TASK DESCRIPTION: Select all lines holding the word "Infrastructure" from the entries that follow.

-----

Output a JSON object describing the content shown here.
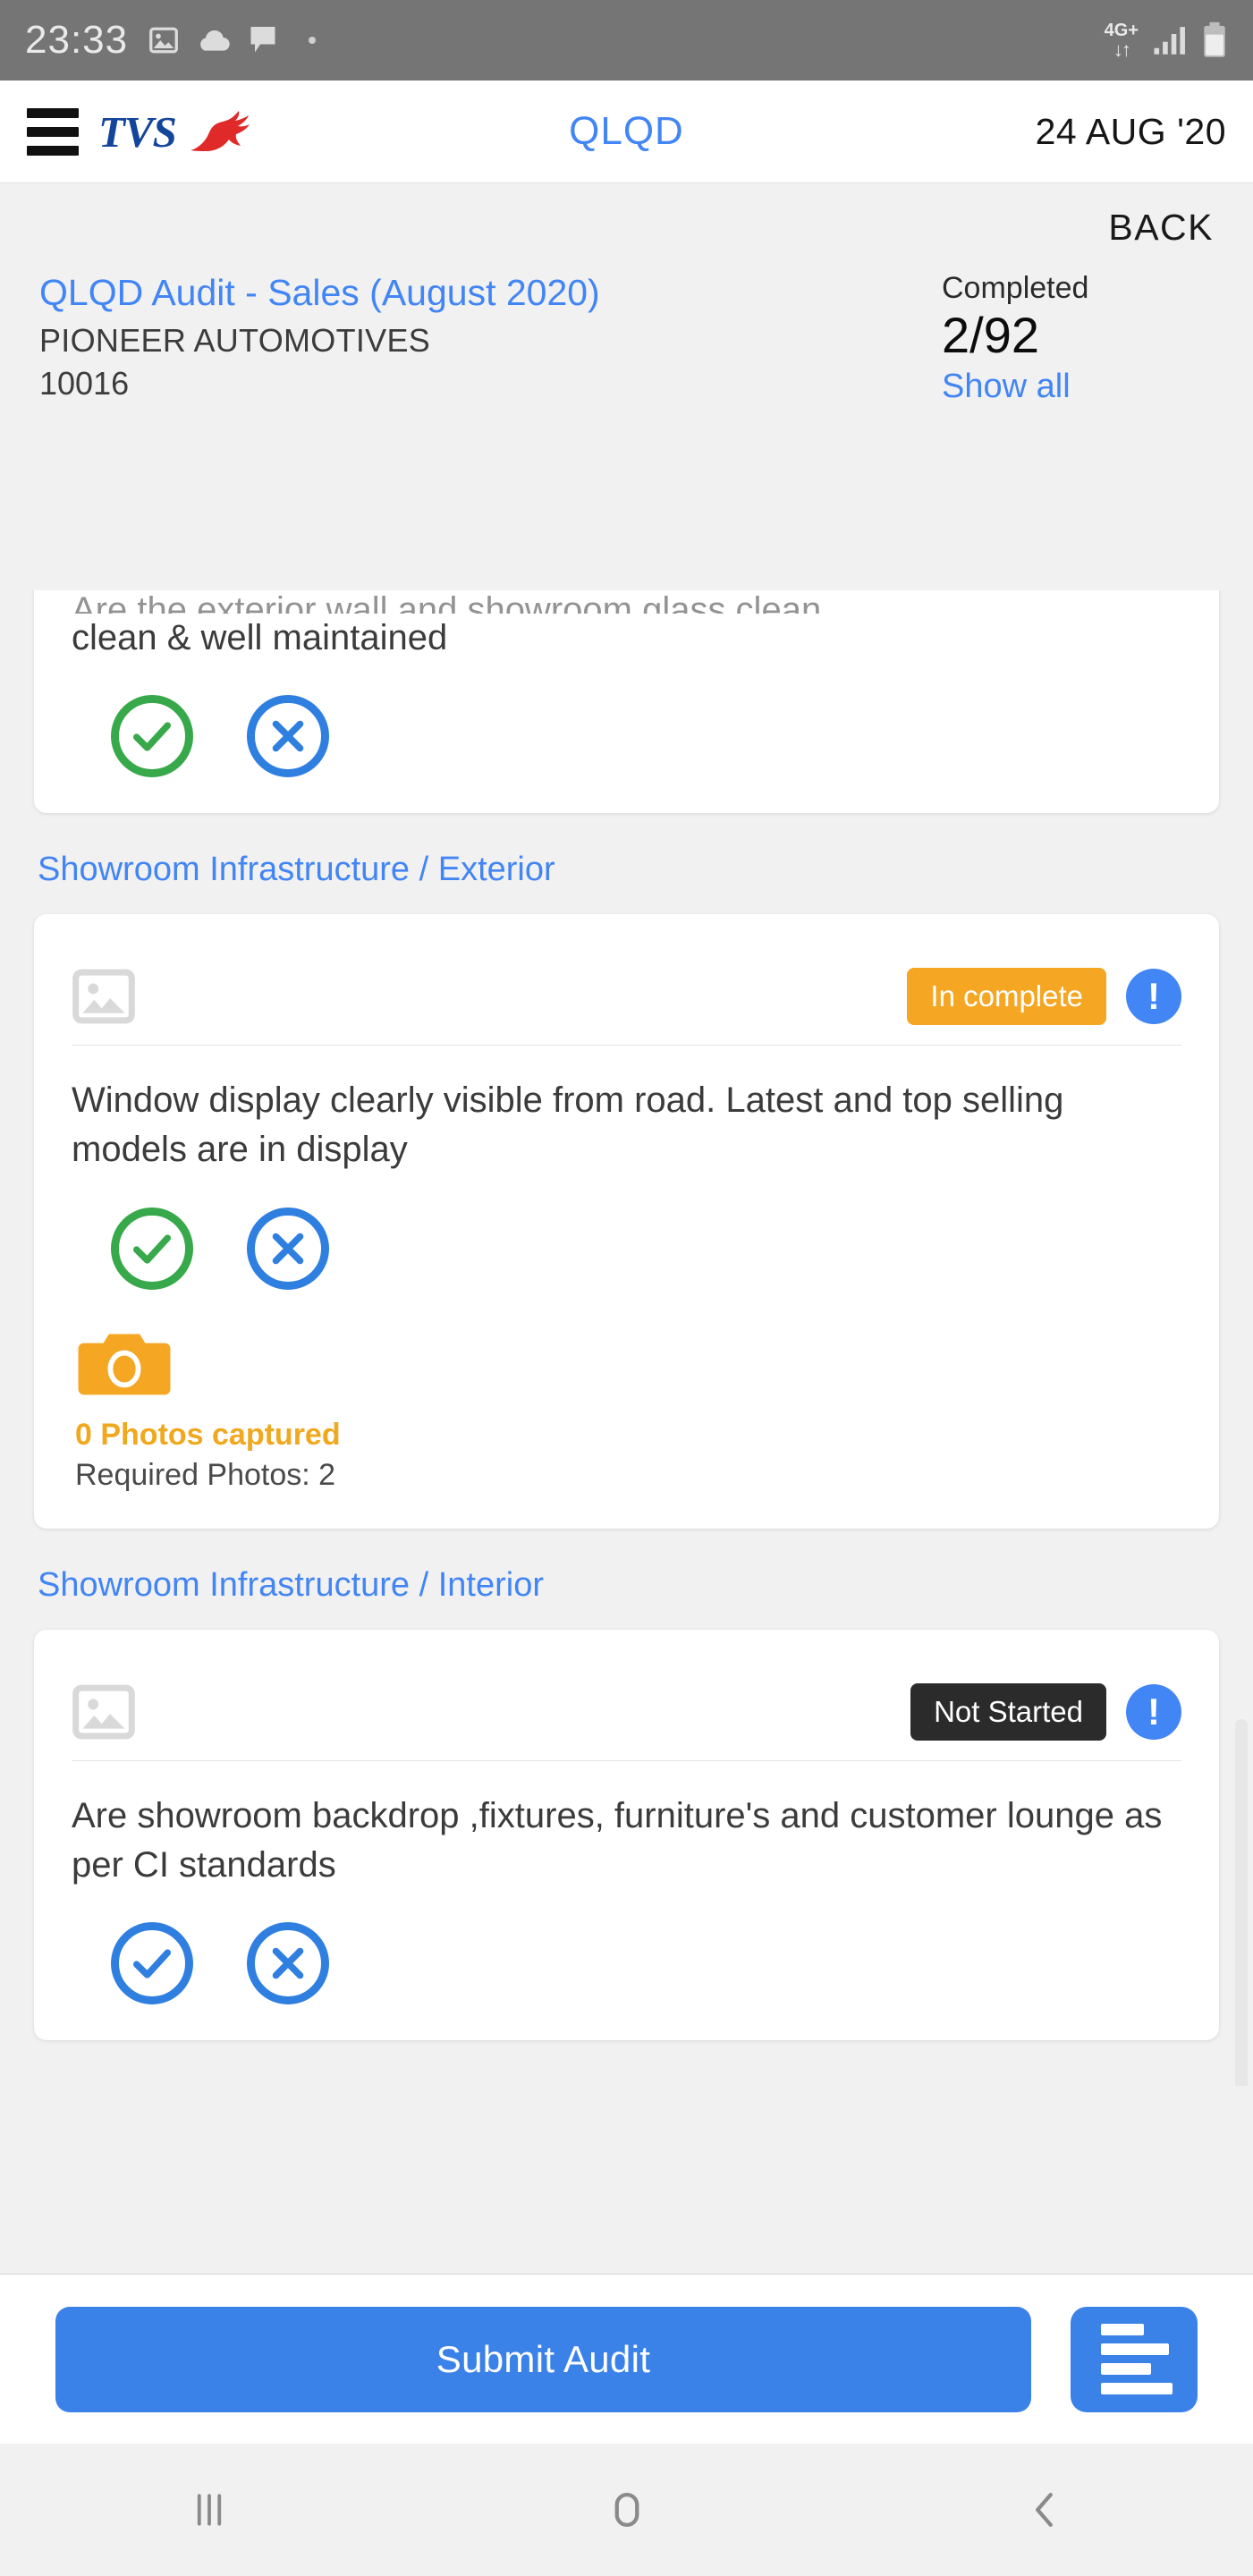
{
  "status_bar": {
    "time": "23:33",
    "icons": [
      "image-icon",
      "cloud-icon",
      "message-icon",
      "dot-icon"
    ],
    "network_label": "4G+",
    "network_arrows": "↓↑",
    "signal": "signal-bars-icon",
    "battery": "battery-icon"
  },
  "app_bar": {
    "menu": "hamburger-menu-icon",
    "brand": "TVS",
    "brand_mark": "tvs-horse-logo",
    "title": "QLQD",
    "date": "24 AUG '20"
  },
  "header": {
    "back_label": "BACK",
    "audit_title": "QLQD Audit  - Sales (August 2020)",
    "dealer_name": "PIONEER AUTOMOTIVES",
    "dealer_code": "10016",
    "completed_label": "Completed",
    "completed_value": "2/92",
    "show_all_label": "Show all"
  },
  "colors": {
    "accent_blue": "#4285f4",
    "button_blue": "#3b82e8",
    "green": "#37a94a",
    "orange": "#f5a623",
    "photo_orange": "#f0a81f",
    "dark_badge": "#2b2b2b"
  },
  "cards": [
    {
      "clipped": true,
      "question_clipped_line": "Are the exterior wall and showroom glass clean,",
      "question": "clean & well maintained",
      "answers": [
        {
          "type": "check-icon",
          "state": "green"
        },
        {
          "type": "cross-icon",
          "state": "blue"
        }
      ]
    },
    {
      "section": "Showroom Infrastructure / Exterior",
      "image_placeholder": "image-placeholder-icon",
      "badge_label": "In complete",
      "badge_style": "incomplete",
      "info_icon": "info-exclamation-icon",
      "question": "Window display clearly visible from road. Latest and top selling models are in display",
      "answers": [
        {
          "type": "check-icon",
          "state": "green"
        },
        {
          "type": "cross-icon",
          "state": "blue"
        }
      ],
      "photo": {
        "camera_icon": "camera-icon",
        "captured_label": "0 Photos captured",
        "required_label": "Required Photos: 2"
      }
    },
    {
      "section": "Showroom Infrastructure / Interior",
      "image_placeholder": "image-placeholder-icon",
      "badge_label": "Not Started",
      "badge_style": "notstarted",
      "info_icon": "info-exclamation-icon",
      "question": "Are showroom backdrop ,fixtures, furniture's  and customer lounge as per CI standards",
      "answers": [
        {
          "type": "check-icon",
          "state": "blue"
        },
        {
          "type": "cross-icon",
          "state": "blue"
        }
      ]
    }
  ],
  "action_bar": {
    "submit_label": "Submit Audit",
    "notes_icon": "notes-list-icon"
  },
  "nav_bar": {
    "recents": "recents-icon",
    "home": "home-icon",
    "back": "back-chevron-icon"
  }
}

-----

ANSWER AREA:
      "section": "Showroom Infrastructure / Exterior",
      "section": "Showroom Infrastructure / Interior",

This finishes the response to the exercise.